By Bruce K. Gagnon in Organizing Notes – Iran has reached an agreement to significantly limit its nuclear ability for more than a decade in return for lifting international oil and financial sanctions. The agreement is between Iran and Britain, China, France, Germany, Russia, the United States, and the European Union. The deal would not have likely been possible without the active participation of the Russian Federation. Israel and Saudi Arabia will likely try to kill the deal as will the Republican led Congress in Washington. The US has long maintained that the Pentagon’s deployment of ‘missile defense’ (MD) systems into eastern Europe are not aimed at Russia but have been aimed at Iran’s nuclear potential. Of course this has always been nonsense but just for a moment let’s pretend it was true.

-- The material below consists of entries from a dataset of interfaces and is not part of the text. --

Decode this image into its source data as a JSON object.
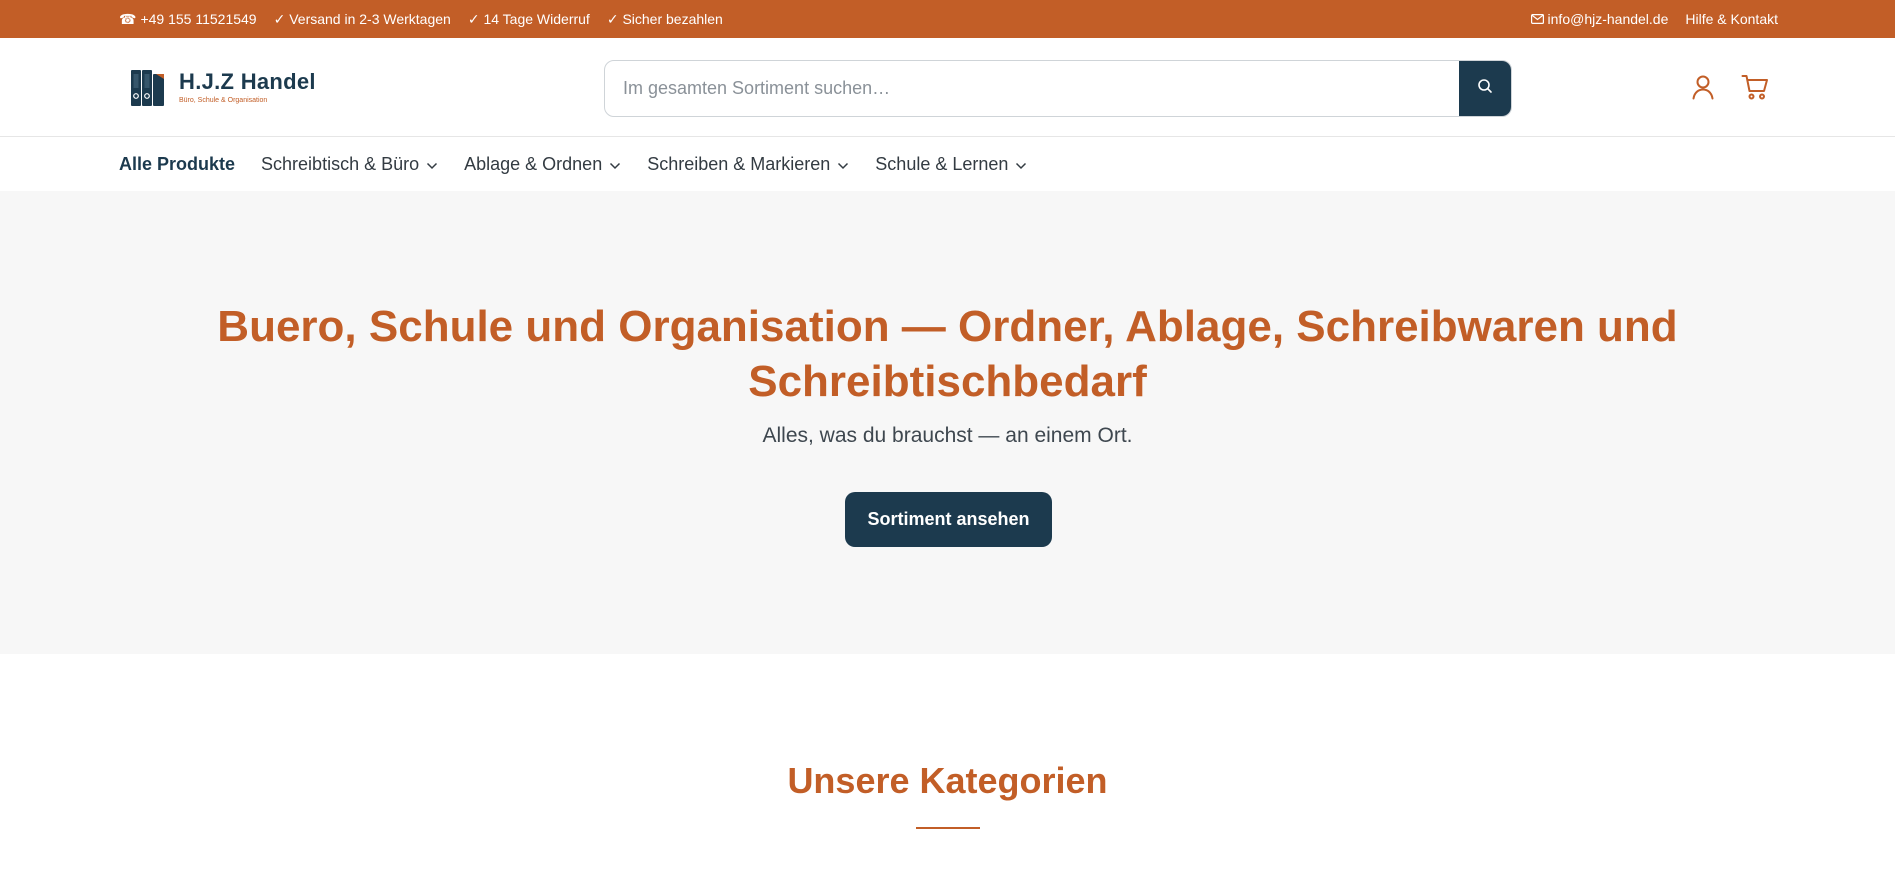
{
  "topbar": {
    "phone": "+49 155 11521549",
    "usps": [
      "✓ Versand in 2-3 Werktagen",
      "✓ 14 Tage Widerruf",
      "✓ Sicher bezahlen"
    ],
    "email": "info@hjz-handel.de",
    "help": "Hilfe & Kontakt"
  },
  "header": {
    "brand_name": "H.J.Z Handel",
    "brand_tagline": "Büro, Schule & Organisation",
    "search_placeholder": "Im gesamten Sortiment suchen…",
    "search_value": ""
  },
  "nav": {
    "items": [
      {
        "label": "Alle Produkte",
        "dropdown": false
      },
      {
        "label": "Schreibtisch & Büro",
        "dropdown": true
      },
      {
        "label": "Ablage & Ordnen",
        "dropdown": true
      },
      {
        "label": "Schreiben & Markieren",
        "dropdown": true
      },
      {
        "label": "Schule & Lernen",
        "dropdown": true
      }
    ]
  },
  "hero": {
    "title": "Buero, Schule und Organisation — Ordner, Ablage, Schreibwaren und Schreibtischbedarf",
    "subtitle": "Alles, was du brauchst — an einem Ort.",
    "cta": "Sortiment ansehen"
  },
  "categories": {
    "title": "Unsere Kategorien"
  },
  "colors": {
    "accent": "#c25e27",
    "primary": "#1c3a4e",
    "hero_bg": "#f7f7f7"
  },
  "icons": [
    "phone-icon",
    "mail-icon",
    "search-icon",
    "user-icon",
    "cart-icon",
    "chevron-down-icon",
    "binder-logo-icon"
  ]
}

By maTT De Vlieger in Portside – From the adoption of the first United Nations General Assembly resolution in 1945, through the promulgation of the Nuclear Non-Proliferation Treaty (NPT) in 1968, to the recent International Conferences on Human Consequences of Nuclear Weapons and the Humanitarian Pledge signed by over 100 nations this year, the vast majority of the world’s nations have demanded that the world’s nuclear weapons be eliminated. The International Court of Justice has issued an authoritative interpretation of NPT Article VI, unanimously concluding: “There exists an obligation to pursue in good faith and bring to a conclusion negotiations leading to nuclear disarmament in all its aspects under strict and effective international control.” Non-governmental organizations have developed a model nuclear weapons abolition treaty which has been circulated by the United Nations as an official document.

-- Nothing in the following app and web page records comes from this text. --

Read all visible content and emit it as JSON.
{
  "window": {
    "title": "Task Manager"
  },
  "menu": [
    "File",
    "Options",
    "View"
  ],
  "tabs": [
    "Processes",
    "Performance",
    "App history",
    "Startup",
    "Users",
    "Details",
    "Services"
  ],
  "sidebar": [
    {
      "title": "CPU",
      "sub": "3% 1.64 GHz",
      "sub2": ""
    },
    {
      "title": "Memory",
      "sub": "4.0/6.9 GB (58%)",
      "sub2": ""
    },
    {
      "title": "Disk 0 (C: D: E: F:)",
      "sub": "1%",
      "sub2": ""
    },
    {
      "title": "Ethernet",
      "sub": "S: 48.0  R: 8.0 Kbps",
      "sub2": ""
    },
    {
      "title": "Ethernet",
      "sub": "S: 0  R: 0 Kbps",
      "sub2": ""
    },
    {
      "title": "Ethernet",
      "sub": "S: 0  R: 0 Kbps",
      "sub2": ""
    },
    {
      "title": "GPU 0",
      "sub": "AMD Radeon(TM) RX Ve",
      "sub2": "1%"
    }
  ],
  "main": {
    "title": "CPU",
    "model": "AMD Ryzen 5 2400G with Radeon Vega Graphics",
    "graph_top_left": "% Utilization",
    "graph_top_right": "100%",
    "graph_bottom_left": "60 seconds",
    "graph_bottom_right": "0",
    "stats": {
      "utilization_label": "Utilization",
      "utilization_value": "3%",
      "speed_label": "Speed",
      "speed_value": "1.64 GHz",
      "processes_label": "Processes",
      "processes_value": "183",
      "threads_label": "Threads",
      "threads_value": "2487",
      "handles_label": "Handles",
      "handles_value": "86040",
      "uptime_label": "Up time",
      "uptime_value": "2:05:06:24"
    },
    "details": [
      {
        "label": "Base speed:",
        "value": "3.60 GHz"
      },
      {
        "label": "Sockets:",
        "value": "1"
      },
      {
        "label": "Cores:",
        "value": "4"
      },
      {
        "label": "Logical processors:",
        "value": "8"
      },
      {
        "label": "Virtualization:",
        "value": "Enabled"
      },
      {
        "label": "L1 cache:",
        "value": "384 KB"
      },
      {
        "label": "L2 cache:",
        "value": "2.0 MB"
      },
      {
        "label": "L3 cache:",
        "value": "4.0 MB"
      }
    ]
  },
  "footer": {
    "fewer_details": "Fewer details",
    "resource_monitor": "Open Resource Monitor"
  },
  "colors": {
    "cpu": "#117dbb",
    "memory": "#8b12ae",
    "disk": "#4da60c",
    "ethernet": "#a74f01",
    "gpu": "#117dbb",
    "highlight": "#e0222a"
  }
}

By Action Network – This is the final showdown to stop Congressional hawks from starting a war with Iran. The United States, Iran and five other world powers announced a historic deal to dramatically curb Iran’s nuclear program in exchange for easing international sanctions on Iran. Republican hawks are trying to sabotage the deal, put us back on the path to confrontation with Iran and start a war – but they can’t do it unless Democrats help them. We need to build an impenetrable firewall in Congress to prevent Congressional hawks from passing any legislation to kill the deal and putting us back on the path to confrontation and war. Tell members of Congress to go on record in support of the deal.
By Robert Parry in Consortium News – As the Ukrainian army squares off against ultra-right and neo-Nazi militias in the west and violence against ethnic Russians continues in the east, the obvious folly of the Obama administration’s Ukraine policy has come into focus even for many who tried to ignore the facts, or what you might call “the mess that Victoria Nuland made.” Assistant Secretary of State for European Affairs “Toria” Nuland was the “mastermind” behind the Feb. 22, 2014 “regime change” in Ukraine, plotting the overthrow of the democratically elected government of President Viktor Yanukovych while convincing the ever-gullible U.S. mainstream media that the coup wasn’t really a coup but a victory for “democracy.” To sell this latest neocon-driven “regime change” to the American people, the ugliness of the coup-makers had to be systematically airbrushed, particularly the key role of neo-Nazis and other ultra-nationalists from the Right Sektor.